The article is available at the Journal of Library Administration 53(1) (2013): 10–26. http://www.tandfonline.com/doi/abs/10.1080/01930826.2013.756680.
So, how does one go about launching one of the most anticipated library organizations in recent memory (DPLA)? Hire someone who has in many ways shaped digital humanities for 10+ years with the Roy Rosenzweig Center for History and New Media at George Mason University. From a recent Chronicle update on Dan Cohen and his new role at the Digital Public Library of America:
“[Dan] has led major open-source development projects, helped to digitize important works of culture, supported teachers and students in accessing fantastic digital materials, and written about the importance of libraries, archives, and museums in a digital age.”
Dan Cohen will be taking over the Digital Public Library of America in the coming months and I am very excited about the possibilities.
I did my best to capture some of the lead-up to Matt’s talk, the event itself and some of the social media followup in a brief @Storify article.
Feb 13: The full video of Matt’s talk is up on YouTube now and and it should be available on Vimeo soon.
How are we using technology to navigate the iterative, and often messy, process of academic research? One topic briefly discussed at last week’s Digital Humanities reading group dinner: bibliographic management software (also known as citation or reference management tools).
Bibliographic management software, according to NYU Libraries, allows users to “import citations from databases, websites, and library catalogs, create bibliographies in most output styles, format citations for papers, manage, categorize, and organize citations, attach PDF’s, images, etc. to citations in [a] collection, and add notes to any citation(s).” In short, these tools help writers gather, store, organize, annotate, and later retrieve saved materials.
Today, a wide variety of bibliographic management software options are available. DiRT (The Digital Research Tools Wiki, which is now part of the Bamboo DiRT project – a great resource for digital tools, in general) provides a rather comprehensive list here. Ample literature comparing the tips, tricks, pros, and cons of these different options also exists. Four of the most commonly used bibliographic management tools are EndNote, Mendeley, Zotero, and Refworks. UC Berkeley Libraries offers this comparison, while MIT Libraries provides this table and advice, for choosing between these four widely used options. Miriam Posner, coordinator and core faculty, Digital Humanities Program at UCLA also offers a short list of bibliographic management tools in this post about managing research assets.

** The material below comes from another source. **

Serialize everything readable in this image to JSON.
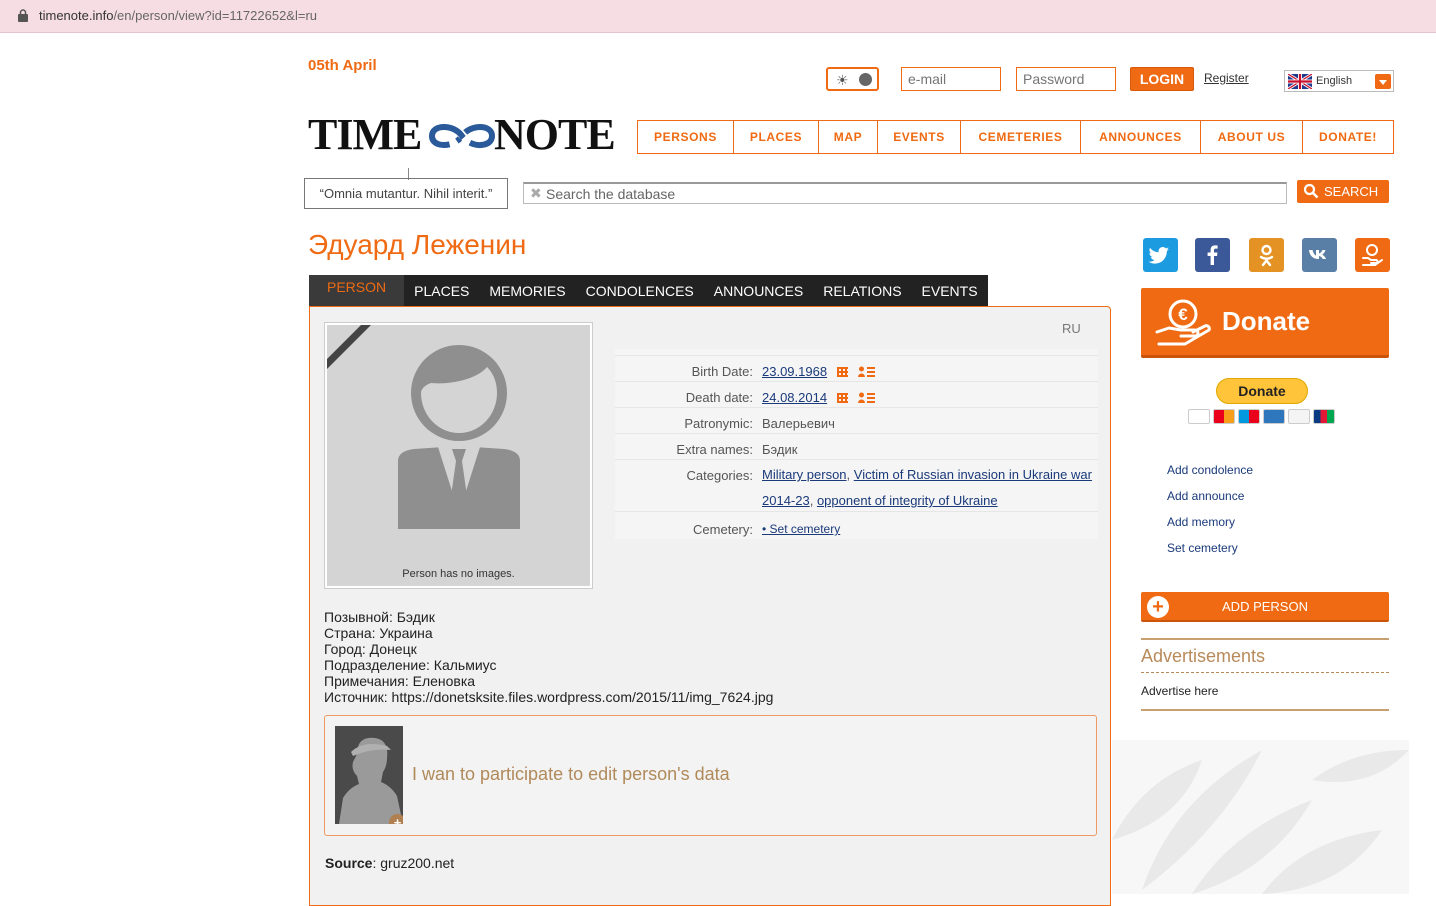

While there are learning curves associated with using bibliographic management software, for many scholars these tools have proven useful and effective in the long run. The important task is determining which option will work best for you. Most bibliographic management software adopters agree that talking to colleagues who have used one or more of these tools is helpful. So is test-driving different options. Many bibliographic management tools are free (including Mendeley and Zotero), and others offer free trials (EndNote). At USF, Refworks accounts are available for free through Gleeson Library. Questions? Contact the library: firstname.lastname@example.org.